The Drudge Report notes the front page of Sunday’s Los Angeles Times carries panic that all 20 best-acting Oscar nominees are going to be insufferably white again.
Glenn Whipp began: “As Motion Picture Academy members cast their ballots for Oscar nominations this week, the biggest issue for many voters isn't about who might be nominated but about the diversity of this year's acting class. Their fear: The hashtag #OscarsSoWhite will be trending on social media again.”
So who might benefit from the revelation that an actor of color needs to be nominated?
This year's prominent contenders of color include Michael B. Jordan (Creed), Will Smith (Concussion) and Samuel L. Jackson (The Hateful Eight). Gray's Compton, nominated in December for a SAG Awards ensemble prize, is also in the mix, as is transgender actress Mya Taylor, who earned a Spirit Awards nomination for her turn as an L.A. prostitute in the indie film Tangerine.
Whipp included debate from both sides in Hollywood:
"If it's all-white again, nobody's going to be happy and there might be a growing perception that the academy is out of touch," said USC history professor Steve Ross, author of several books about Hollywood politics. "It has to be a good performance, but, for some, if they're deciding between Will Smith and somebody else, they might just go for Will Smith because of what happened last year."...

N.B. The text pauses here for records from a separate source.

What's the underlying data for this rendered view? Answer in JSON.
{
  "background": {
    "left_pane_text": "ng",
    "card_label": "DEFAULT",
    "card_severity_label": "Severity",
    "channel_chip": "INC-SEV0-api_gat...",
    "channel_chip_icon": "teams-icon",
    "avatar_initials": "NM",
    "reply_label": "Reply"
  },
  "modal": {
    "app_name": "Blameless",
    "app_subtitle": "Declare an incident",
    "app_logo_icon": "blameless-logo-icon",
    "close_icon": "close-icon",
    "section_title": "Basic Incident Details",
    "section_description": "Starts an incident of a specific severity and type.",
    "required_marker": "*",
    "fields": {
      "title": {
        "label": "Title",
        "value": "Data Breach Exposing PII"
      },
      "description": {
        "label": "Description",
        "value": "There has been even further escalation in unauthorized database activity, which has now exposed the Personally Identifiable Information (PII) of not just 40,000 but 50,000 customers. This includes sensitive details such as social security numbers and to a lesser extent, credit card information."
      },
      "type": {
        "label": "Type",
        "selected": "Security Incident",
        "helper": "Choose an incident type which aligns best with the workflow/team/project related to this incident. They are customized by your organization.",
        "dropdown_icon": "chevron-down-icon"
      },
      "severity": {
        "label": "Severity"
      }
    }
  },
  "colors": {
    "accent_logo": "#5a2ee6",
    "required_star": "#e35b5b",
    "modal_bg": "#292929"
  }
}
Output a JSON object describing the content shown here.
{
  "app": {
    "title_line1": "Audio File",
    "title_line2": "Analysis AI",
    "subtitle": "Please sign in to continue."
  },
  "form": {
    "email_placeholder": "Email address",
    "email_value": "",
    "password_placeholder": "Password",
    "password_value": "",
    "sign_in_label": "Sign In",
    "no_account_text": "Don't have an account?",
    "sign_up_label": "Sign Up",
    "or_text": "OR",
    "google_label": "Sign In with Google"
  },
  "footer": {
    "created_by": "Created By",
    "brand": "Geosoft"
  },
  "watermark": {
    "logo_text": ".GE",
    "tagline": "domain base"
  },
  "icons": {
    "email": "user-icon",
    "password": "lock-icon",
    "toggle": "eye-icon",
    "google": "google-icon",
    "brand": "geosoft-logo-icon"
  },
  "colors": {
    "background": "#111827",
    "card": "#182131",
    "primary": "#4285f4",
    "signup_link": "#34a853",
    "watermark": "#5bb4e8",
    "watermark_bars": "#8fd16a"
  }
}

"I don't see how you can nominate another group that doesn't include any actor of color and think you'll be taken seriously," one actors branch member said.
F. Gary Gray, director of the N.W.A biopic Straight Outta Compton who joined the academy this year, offers a different view.
"I'm not going to allow politics to influence my judgment because then that defeats the purpose," said Gray, who is African American. "That's not how I make movies and it's not how I'll vote. If something moves me and touches me, that's probably the direction I'll go."
"You definitely want the people who decide these things to reflect society," said Creed writer-director Ryan Coogler. "There's empowerment in representation. It means so much when you see somebody who's like you up there on that stage."
The academy responded to the #OscarsSoWhite criticism in June, inviting 322 new members, its largest class ever. The demographically broad group reflected a concerted move toward "a normalization of our membership to represent both the industry and the country as a whole," academy President Cheryl Boone Isaacs told The Times in an interview at the time.
The academy also announced an initiative to advocate for an "industry-wide commitment" to partner with the academy to "hire, mentor, encourage and promote talent in all areas of our profession." But some black activists (not very credibly) proclaim they don’t even care for the Oscar affirmation:
DuVernay was a central part of last year's Oscar protest after academy members awarded Selma two Oscar nominations — fewer than many had expected. But she says her company's focus is completely divorced from the Oscars.
"The OscarsSoWhite hashtag is what people want to hear about," DuVernay said. "But it's a privileged point of view to think that everyone's end goal is to be in that fancy room. This work needs to be done so people of color can see themselves as real people on screen. That's an issue of survival, essential to our personhood and our humanity and our dignity. It has nothing to do with those hashtags."